Collected data entries
[Start of section]

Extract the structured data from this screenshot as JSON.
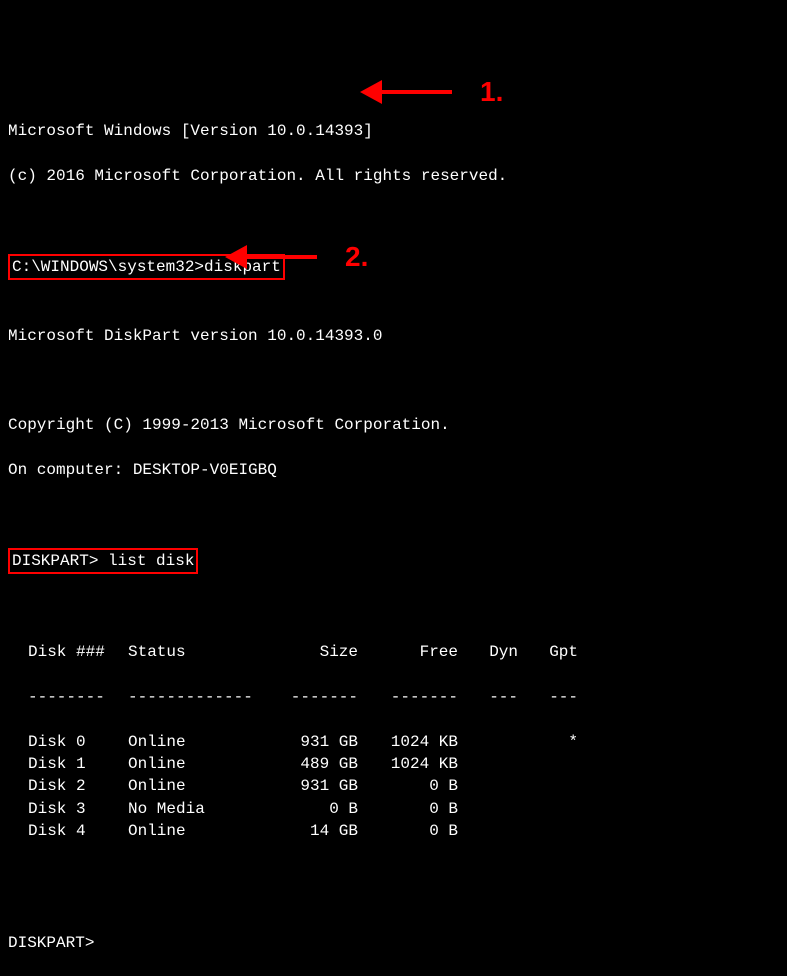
{
  "header": {
    "line1": "Microsoft Windows [Version 10.0.14393]",
    "line2": "(c) 2016 Microsoft Corporation. All rights reserved."
  },
  "cmd1": {
    "prompt": "C:\\WINDOWS\\system32>",
    "command": "diskpart",
    "annotation_label": "1."
  },
  "diskpart": {
    "version_line": "Microsoft DiskPart version 10.0.14393.0",
    "copyright_line": "Copyright (C) 1999-2013 Microsoft Corporation.",
    "computer_line": "On computer: DESKTOP-V0EIGBQ"
  },
  "cmd2": {
    "prompt": "DISKPART> ",
    "command": "list disk",
    "annotation_label": "2."
  },
  "table": {
    "headers": {
      "disk": "Disk ###",
      "status": "Status",
      "size": "Size",
      "free": "Free",
      "dyn": "Dyn",
      "gpt": "Gpt"
    },
    "separators": {
      "disk": "--------",
      "status": "-------------",
      "size": "-------",
      "free": "-------",
      "dyn": "---",
      "gpt": "---"
    },
    "rows": [
      {
        "disk": "Disk 0",
        "status": "Online",
        "size": "931 GB",
        "free": "1024 KB",
        "dyn": "",
        "gpt": "*"
      },
      {
        "disk": "Disk 1",
        "status": "Online",
        "size": "489 GB",
        "free": "1024 KB",
        "dyn": "",
        "gpt": ""
      },
      {
        "disk": "Disk 2",
        "status": "Online",
        "size": "931 GB",
        "free": "0 B",
        "dyn": "",
        "gpt": ""
      },
      {
        "disk": "Disk 3",
        "status": "No Media",
        "size": "0 B",
        "free": "0 B",
        "dyn": "",
        "gpt": ""
      },
      {
        "disk": "Disk 4",
        "status": "Online",
        "size": "14 GB",
        "free": "0 B",
        "dyn": "",
        "gpt": ""
      }
    ]
  },
  "final_prompt": "DISKPART>",
  "colors": {
    "highlight": "#ff0000",
    "background": "#000000",
    "text": "#ffffff"
  }
}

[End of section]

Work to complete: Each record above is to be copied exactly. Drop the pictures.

Solution:
Extract the structured data from this screenshot as JSON.
{
  "header": {
    "line1": "Microsoft Windows [Version 10.0.14393]",
    "line2": "(c) 2016 Microsoft Corporation. All rights reserved."
  },
  "cmd1": {
    "prompt": "C:\\WINDOWS\\system32>",
    "command": "diskpart",
    "annotation_label": "1."
  },
  "diskpart": {
    "version_line": "Microsoft DiskPart version 10.0.14393.0",
    "copyright_line": "Copyright (C) 1999-2013 Microsoft Corporation.",
    "computer_line": "On computer: DESKTOP-V0EIGBQ"
  },
  "cmd2": {
    "prompt": "DISKPART> ",
    "command": "list disk",
    "annotation_label": "2."
  },
  "table": {
    "headers": {
      "disk": "Disk ###",
      "status": "Status",
      "size": "Size",
      "free": "Free",
      "dyn": "Dyn",
      "gpt": "Gpt"
    },
    "separators": {
      "disk": "--------",
      "status": "-------------",
      "size": "-------",
      "free": "-------",
      "dyn": "---",
      "gpt": "---"
    },
    "rows": [
      {
        "disk": "Disk 0",
        "status": "Online",
        "size": "931 GB",
        "free": "1024 KB",
        "dyn": "",
        "gpt": "*"
      },
      {
        "disk": "Disk 1",
        "status": "Online",
        "size": "489 GB",
        "free": "1024 KB",
        "dyn": "",
        "gpt": ""
      },
      {
        "disk": "Disk 2",
        "status": "Online",
        "size": "931 GB",
        "free": "0 B",
        "dyn": "",
        "gpt": ""
      },
      {
        "disk": "Disk 3",
        "status": "No Media",
        "size": "0 B",
        "free": "0 B",
        "dyn": "",
        "gpt": ""
      },
      {
        "disk": "Disk 4",
        "status": "Online",
        "size": "14 GB",
        "free": "0 B",
        "dyn": "",
        "gpt": ""
      }
    ]
  },
  "final_prompt": "DISKPART>",
  "colors": {
    "highlight": "#ff0000",
    "background": "#000000",
    "text": "#ffffff"
  }
}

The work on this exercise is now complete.